By Amit Soni, Portfolio Manager, Strategic Asset Allocation, New York Life Investments
Lofty valuations in traditional assets have encouraged investors to explore alternatives. Unfortunately, the lack of a holistic investment framework to incorporate alternatives poses a challenge. Traditional risk-return based approaches, alone, over-allocate to alternatives--a result of underestimation of risks resulting from a) significant manager performance dispersion and b) smoothness in the pooled return indices utilized for alternatives. Much research corrects for smoothness of returns; however, the risk from performance dispersion remains unaddressed. In the new white paper on Portfolio Construction with Alternatives, the Strategic Asset Allocation & Solutions (SAS) team from New York Life Investments discusses a methodology to quantify performance dispersion risk and incorporate it in the portfolio construction process.
Alternatives, both liquid and illiquid, have piqued investors’ interest recently. A traditional mean-variance or risk-based approach has not been very useful since the results, in many cases, recommend allocations which are much higher than what the investors are rightly comfortable with. This is partially a result of using alternative indices based on pooled returns from multiple hedge funds, which boast an artificially low level of volatility. These indices disguise the significant dispersion of returns for managers within the index. They are also subject to a smoothing effect that comes with illiquidity.
A lot of research has already been done to correct for the smoothness of returns in illiquid asset classes. The smoothness in returns resulting from a lack of daily pricing manifests as high autocorrelation and, based on the specific problem, investors can pick the right approach to adjust the asset class returns. However, we have not yet seen a solution to measure the risk from manager performance dispersion and incorporate it in portfolio construction. This has implications, not only for alternatives, but also for active management in general, where the actual performance of the investment can materially deviate from that of the broad market index.
Performance Dispersion Risk
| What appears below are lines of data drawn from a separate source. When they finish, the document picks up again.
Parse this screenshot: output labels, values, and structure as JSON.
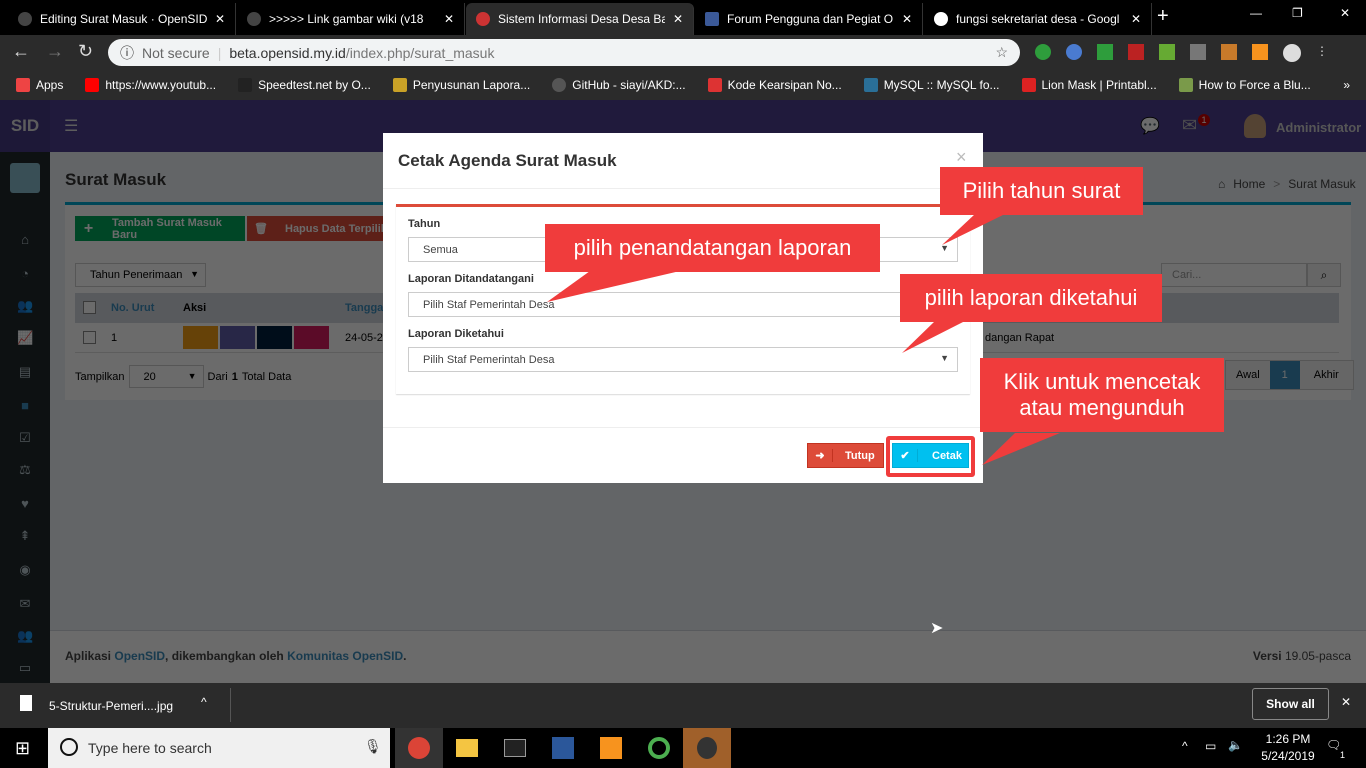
{
  "browser": {
    "tabs": [
      {
        "label": "Editing Surat Masuk · OpenSID"
      },
      {
        "label": ">>>>> Link gambar wiki (v18"
      },
      {
        "label": "Sistem Informasi Desa Desa Ba",
        "active": true
      },
      {
        "label": "Forum Pengguna dan Pegiat O"
      },
      {
        "label": "fungsi sekretariat desa - Googl"
      }
    ],
    "security": "Not secure",
    "url_host": "beta.opensid.my.id",
    "url_path": "/index.php/surat_masuk",
    "bookmarks": [
      "Apps",
      "https://www.youtub...",
      "Speedtest.net by O...",
      "Penyusunan Lapora...",
      "GitHub - siayi/AKD:...",
      "Kode Kearsipan No...",
      "MySQL :: MySQL fo...",
      "Lion Mask | Printabl...",
      "How to Force a Blu..."
    ]
  },
  "app": {
    "logo": "SID",
    "notif_count": "1",
    "user": "Administrator",
    "page_title": "Surat Masuk",
    "breadcrumb": [
      "Home",
      "Surat Masuk"
    ],
    "add_button": "Tambah Surat Masuk Baru",
    "delete_button": "Hapus Data Terpilih",
    "year_filter": "Tahun Penerimaan",
    "search_placeholder": "Cari...",
    "columns": [
      "No. Urut",
      "Aksi",
      "Tanggal"
    ],
    "row": {
      "no": "1",
      "date": "24-05-20",
      "tail": "dangan Rapat"
    },
    "show_label": "Tampilkan",
    "per_page": "20",
    "total_pre": "Dari",
    "total": "1",
    "total_post": "Total Data",
    "pager": [
      "Awal",
      "1",
      "Akhir"
    ],
    "footer": {
      "pre": "Aplikasi",
      "link1": "OpenSID",
      "mid": ", dikembangkan oleh",
      "link2": "Komunitas OpenSID",
      "end": ".",
      "version_label": "Versi",
      "version": "19.05-pasca"
    }
  },
  "modal": {
    "title": "Cetak Agenda Surat Masuk",
    "close": "×",
    "fields": [
      {
        "label": "Tahun",
        "value": "Semua"
      },
      {
        "label": "Laporan Ditandatangani",
        "value": "Pilih Staf Pemerintah Desa"
      },
      {
        "label": "Laporan Diketahui",
        "value": "Pilih Staf Pemerintah Desa"
      }
    ],
    "close_button": "Tutup",
    "print_button": "Cetak"
  },
  "callouts": [
    "Pilih tahun surat",
    "pilih penandatangan laporan",
    "pilih laporan diketahui",
    "Klik untuk mencetak atau mengunduh"
  ],
  "colors": {
    "callout": "#f03c3c",
    "header": "#4b3f8f",
    "primary": "#00c0ef",
    "danger": "#dd4b39"
  },
  "download": {
    "file": "5-Struktur-Pemeri....jpg",
    "show_all": "Show all"
  },
  "taskbar": {
    "search": "Type here to search",
    "time": "1:26 PM",
    "date": "5/24/2019",
    "notifications": "1"
  }
}
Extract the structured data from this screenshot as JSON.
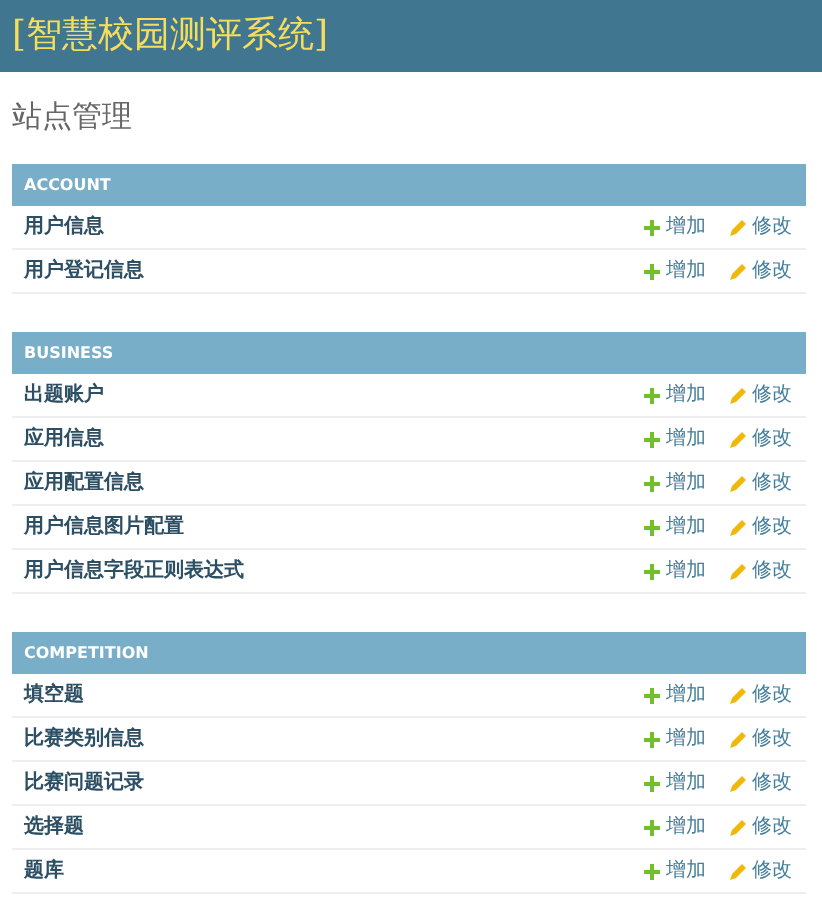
{
  "header": {
    "title": "[智慧校园测评系统]"
  },
  "page_title": "站点管理",
  "modules": [
    {
      "caption": "ACCOUNT",
      "models": [
        {
          "name": "用户信息",
          "add": "增加",
          "change": "修改"
        },
        {
          "name": "用户登记信息",
          "add": "增加",
          "change": "修改"
        }
      ]
    },
    {
      "caption": "BUSINESS",
      "models": [
        {
          "name": "出题账户",
          "add": "增加",
          "change": "修改"
        },
        {
          "name": "应用信息",
          "add": "增加",
          "change": "修改"
        },
        {
          "name": "应用配置信息",
          "add": "增加",
          "change": "修改"
        },
        {
          "name": "用户信息图片配置",
          "add": "增加",
          "change": "修改"
        },
        {
          "name": "用户信息字段正则表达式",
          "add": "增加",
          "change": "修改"
        }
      ]
    },
    {
      "caption": "COMPETITION",
      "models": [
        {
          "name": "填空题",
          "add": "增加",
          "change": "修改"
        },
        {
          "name": "比赛类别信息",
          "add": "增加",
          "change": "修改"
        },
        {
          "name": "比赛问题记录",
          "add": "增加",
          "change": "修改"
        },
        {
          "name": "选择题",
          "add": "增加",
          "change": "修改"
        },
        {
          "name": "题库",
          "add": "增加",
          "change": "修改"
        }
      ]
    }
  ]
}
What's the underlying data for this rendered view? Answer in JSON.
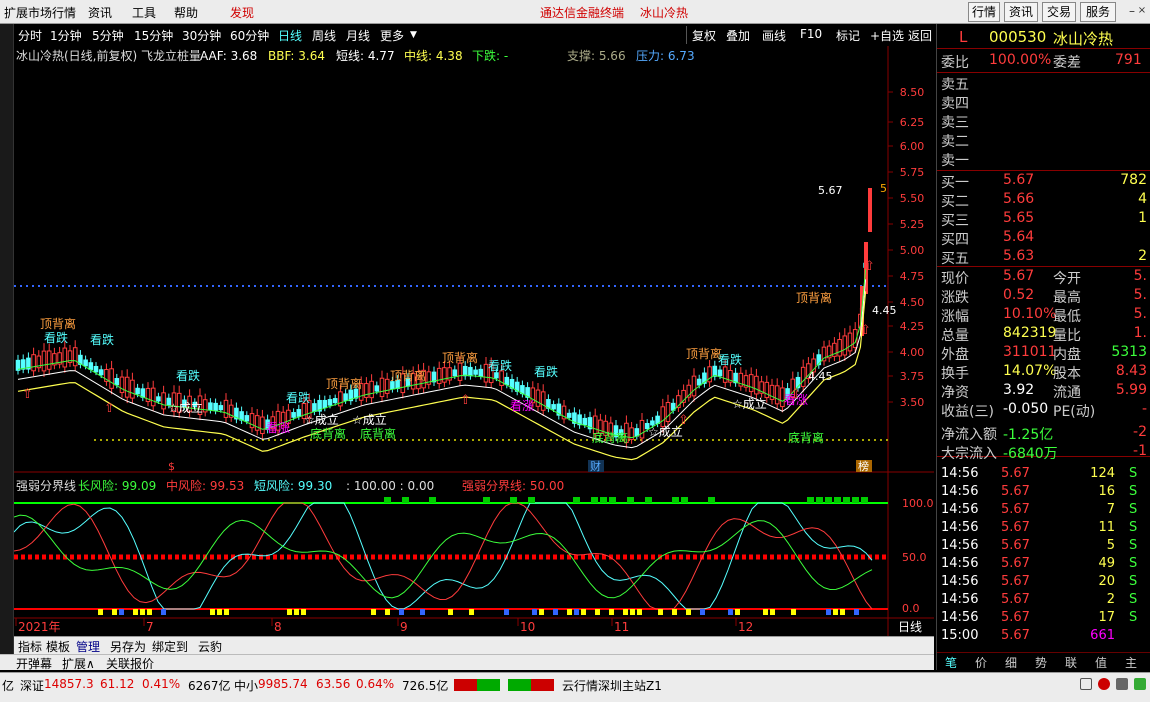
{
  "menu": {
    "items": [
      "扩展市场行情",
      "资讯",
      "工具",
      "帮助",
      "发现"
    ],
    "center_links": [
      "通达信金融终端",
      "冰山冷热"
    ],
    "right_buttons": [
      "行情",
      "资讯",
      "交易",
      "服务"
    ]
  },
  "toolbar": {
    "periods": [
      "分时",
      "1分钟",
      "5分钟",
      "15分钟",
      "30分钟",
      "60分钟",
      "日线",
      "周线",
      "月线",
      "更多"
    ],
    "active_period": "日线",
    "tools": [
      "复权",
      "叠加",
      "画线",
      "F10",
      "标记",
      "+自选",
      "返回"
    ]
  },
  "chart_header": {
    "title": "冰山冷热(日线,前复权) 飞龙立桩量",
    "aaf": "AAF: 3.68",
    "bbf": "BBF: 3.64",
    "short": "短线: 4.77",
    "mid": "中线: 4.38",
    "down": "下跌: -",
    "support": "支撑: 5.66",
    "pressure": "压力: 6.73"
  },
  "price_axis": [
    "8.50",
    "6.25",
    "6.00",
    "5.75",
    "5.50",
    "5.25",
    "5.00",
    "4.75",
    "4.50",
    "4.25",
    "4.00",
    "3.75",
    "3.50"
  ],
  "price_labels": {
    "top": "5.67",
    "p45": "4.45",
    "p45b": "4.45",
    "p5": "5"
  },
  "markers": {
    "top_div": "顶背离",
    "bottom_div": "底背离",
    "watch_fall": "看跌",
    "watch_rise": "看涨",
    "done": "☆成立",
    "cai": "财",
    "bang": "榜"
  },
  "indicator_header": {
    "name": "强弱分界线",
    "long_risk": "长风险: 99.09",
    "mid_risk": "中风险: 99.53",
    "short_risk": "短风险: 99.30",
    "vals": ": 100.00 : 0.00",
    "divide": "强弱分界线: 50.00"
  },
  "indicator_axis": [
    "100.0",
    "50.0",
    "0.0"
  ],
  "date_axis": [
    "2021年",
    "7",
    "8",
    "9",
    "10",
    "11",
    "12"
  ],
  "date_axis_mode": "日线",
  "bottom_tabs": [
    "指标",
    "模板",
    "管理",
    "另存为",
    "绑定到",
    "云豹"
  ],
  "bottom_tabs2": [
    "开弹幕",
    "扩展∧",
    "关联报价"
  ],
  "stock": {
    "flag": "L",
    "code": "000530",
    "name": "冰山冷热"
  },
  "order_book": {
    "wei_bi_label": "委比",
    "wei_bi": "100.00%",
    "wei_cha_label": "委差",
    "wei_cha": "791",
    "sells": [
      [
        "卖五",
        ""
      ],
      [
        "卖四",
        ""
      ],
      [
        "卖三",
        ""
      ],
      [
        "卖二",
        ""
      ],
      [
        "卖一",
        ""
      ]
    ],
    "buys": [
      [
        "买一",
        "5.67",
        "782"
      ],
      [
        "买二",
        "5.66",
        "4"
      ],
      [
        "买三",
        "5.65",
        "1"
      ],
      [
        "买四",
        "5.64",
        ""
      ],
      [
        "买五",
        "5.63",
        "2"
      ]
    ]
  },
  "quote": [
    [
      "现价",
      "5.67",
      "今开",
      "5."
    ],
    [
      "涨跌",
      "0.52",
      "最高",
      "5."
    ],
    [
      "涨幅",
      "10.10%",
      "最低",
      "5."
    ],
    [
      "总量",
      "842319",
      "量比",
      "1."
    ],
    [
      "外盘",
      "311011",
      "内盘",
      "5313"
    ],
    [
      "换手",
      "14.07%",
      "股本",
      "8.43"
    ],
    [
      "净资",
      "3.92",
      "流通",
      "5.99"
    ],
    [
      "收益(三)",
      "-0.050",
      "PE(动)",
      "-"
    ],
    [
      "净流入额",
      "-1.25亿",
      "",
      "-2"
    ],
    [
      "大宗流入",
      "-6840万",
      "",
      "-1"
    ]
  ],
  "ticks": [
    [
      "14:56",
      "5.67",
      "124",
      "S"
    ],
    [
      "14:56",
      "5.67",
      "16",
      "S"
    ],
    [
      "14:56",
      "5.67",
      "7",
      "S"
    ],
    [
      "14:56",
      "5.67",
      "11",
      "S"
    ],
    [
      "14:56",
      "5.67",
      "5",
      "S"
    ],
    [
      "14:56",
      "5.67",
      "49",
      "S"
    ],
    [
      "14:56",
      "5.67",
      "20",
      "S"
    ],
    [
      "14:56",
      "5.67",
      "2",
      "S"
    ],
    [
      "14:56",
      "5.67",
      "17",
      "S"
    ],
    [
      "15:00",
      "5.67",
      "661",
      ""
    ]
  ],
  "right_tabs": [
    "笔",
    "价",
    "细",
    "势",
    "联",
    "值",
    "主"
  ],
  "status": {
    "prefix": "亿",
    "sz_label": "深证",
    "sz_val": "14857.3",
    "sz_chg": "61.12",
    "sz_pct": "0.41%",
    "sz_amt": "6267亿",
    "zx_label": "中小",
    "zx_val": "9985.74",
    "zx_chg": "63.56",
    "zx_pct": "0.64%",
    "zx_amt": "726.5亿",
    "server": "云行情深圳主站Z1"
  },
  "colors": {
    "up": "#ff3c3c",
    "down": "#5ff",
    "ma_short": "#fff",
    "ma_mid": "#ffff50",
    "grid": "#800000"
  }
}
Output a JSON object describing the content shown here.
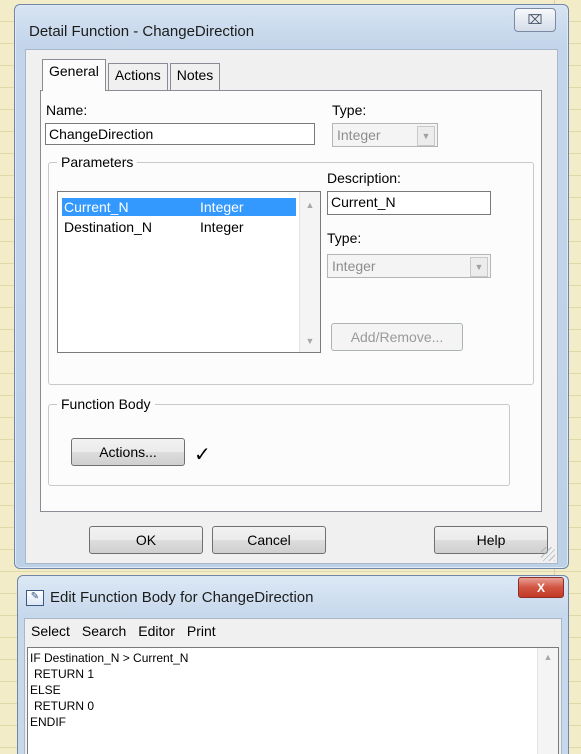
{
  "detail_window": {
    "title": "Detail Function - ChangeDirection",
    "close_glyph": "⌧",
    "tabs": [
      "General",
      "Actions",
      "Notes"
    ],
    "active_tab": "General",
    "name_label": "Name:",
    "name_value": "ChangeDirection",
    "type_label": "Type:",
    "type_value": "Integer",
    "parameters_group": "Parameters",
    "parameters": [
      {
        "name": "Current_N",
        "type": "Integer",
        "selected": true
      },
      {
        "name": "Destination_N",
        "type": "Integer",
        "selected": false
      }
    ],
    "description_label": "Description:",
    "description_value": "Current_N",
    "param_type_label": "Type:",
    "param_type_value": "Integer",
    "add_remove_label": "Add/Remove...",
    "function_body_group": "Function Body",
    "actions_button": "Actions...",
    "checkmark": "✓",
    "ok_button": "OK",
    "cancel_button": "Cancel",
    "help_button": "Help"
  },
  "editor_window": {
    "title": "Edit Function Body for ChangeDirection",
    "close_glyph": "X",
    "menu": [
      "Select",
      "Search",
      "Editor",
      "Print"
    ],
    "code_lines": [
      "IF Destination_N > Current_N",
      "  RETURN 1",
      "ELSE",
      "  RETURN 0",
      "ENDIF"
    ]
  },
  "icons": {
    "scroll_up": "▲",
    "scroll_down": "▼",
    "dropdown": "▼"
  }
}
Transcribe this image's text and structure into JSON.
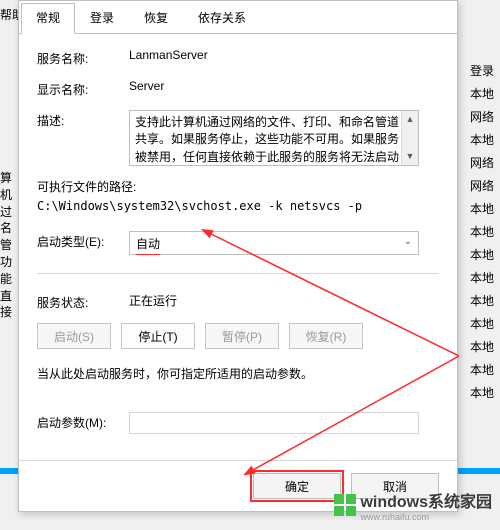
{
  "left_header": "帮助(H)",
  "left_sidebar": [
    "算机过",
    "名管",
    "功能",
    "直接"
  ],
  "right_labels": [
    "登录",
    "本地",
    "网络",
    "本地",
    "网络",
    "网络",
    "本地",
    "本地",
    "本地",
    "本地",
    "本地",
    "本地",
    "本地",
    "本地",
    "本地"
  ],
  "tabs": {
    "t0": "常规",
    "t1": "登录",
    "t2": "恢复",
    "t3": "依存关系"
  },
  "labels": {
    "service_name": "服务名称:",
    "display_name": "显示名称:",
    "description": "描述:",
    "exec_path_note": "可执行文件的路径:",
    "startup_type": "启动类型(E):",
    "service_status": "服务状态:",
    "params_note": "当从此处启动服务时，你可指定所适用的启动参数。",
    "startup_params": "启动参数(M):"
  },
  "values": {
    "service_name": "LanmanServer",
    "display_name": "Server",
    "description": "支持此计算机通过网络的文件、打印、和命名管道共享。如果服务停止，这些功能不可用。如果服务被禁用，任何直接依赖于此服务的服务将无法启动",
    "exec_path": "C:\\Windows\\system32\\svchost.exe -k netsvcs -p",
    "startup_type": "自动",
    "service_status": "正在运行",
    "startup_params": ""
  },
  "buttons": {
    "start": "启动(S)",
    "stop": "停止(T)",
    "pause": "暂停(P)",
    "resume": "恢复(R)",
    "ok": "确定",
    "cancel": "取消"
  },
  "watermark": {
    "title": "windows系统家园",
    "sub": "www.ruhaifu.com"
  }
}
For traditional asset classes like equities or bonds, one can use an appropriate passive index such as the S&P 500 for equities or the BofAML US Corporate Bond Index for investment-grade fixed income as a proxy for all strategies operating in that market. The risk characteristics of the index will be generally similar to those of any given manager’s strategy, and actual resulting performance can likewise be expected to be similar, whether the investor ends up selecting a passive strategy or an active manager. However, in alternative investment categories, the investors usually do not have a well-defined benchmark. Instead, they often rely on alternative indices offered by firms like Hedge Fund Research (HFR) or Cambridge Associates, which pool returns from a universe of alternative managers to build a time series of returns. These are useful in modeling the asset class exposure, but since the underlying components are not easily investable, the alternative managers cannot run their portfolios relative to these benchmarks. As a result, the dispersion among managers is much higher among alternative managers than within traditional investment categories.
As we can see in Figure 1, the performance dispersion among traditional asset classes i.e. US large cap equities and intermediate term fixed income, is much smaller compared to the dispersion among alternative asset classes like private equity or US domiciled hedge funds. This means the harm that comes with selecting an underperforming manager is much greater in the alternatives space. This risk is not captured by the volatility of the index but should be taken into consideration.
The impact of smoothness in returns and performance dispersion must be considered while building portfolios that involve both traditional and alternative asset classes for an accurate assessment of the risk involved. Unadjusted alternative indices are much more likely to underestimate the true risk of an investment. The proposed allocation to alternatives from traditional mean-variance or risk-based portfolio optimization methodologies are much more reasonable and intuitive after making the adjustments for illiquidity and performance dispersion.
Managing Performance Dispersion Risk
While it is important to accurately measure the performance dispersion risk, it may also be important for some investors to mitigate this risk. Some strategy types, through certain implementations, allow us to reduce this risk within our portfolios:
- Passive alternative strategies
- Replication strategies
Though not always possible, some alternative strategies can be run in a passive format. Merger arbitrage is a good example of this. Similar to a passive equity strategy, a passive strategy in merger arbitrage can take exposure to the entire set of merger and acquisition deals outstanding in the investable universe. Passive strategies through ETFs or other vehicles already exist in this space.
Another way to reduce the performance dispersion risk is to use replication strategies that try to mimic a broader index of pooled returns. This is accomplished by using quantitative tools to decompose the index into more traditional investable risk factors or securities, and then investing in those risk factors or securities.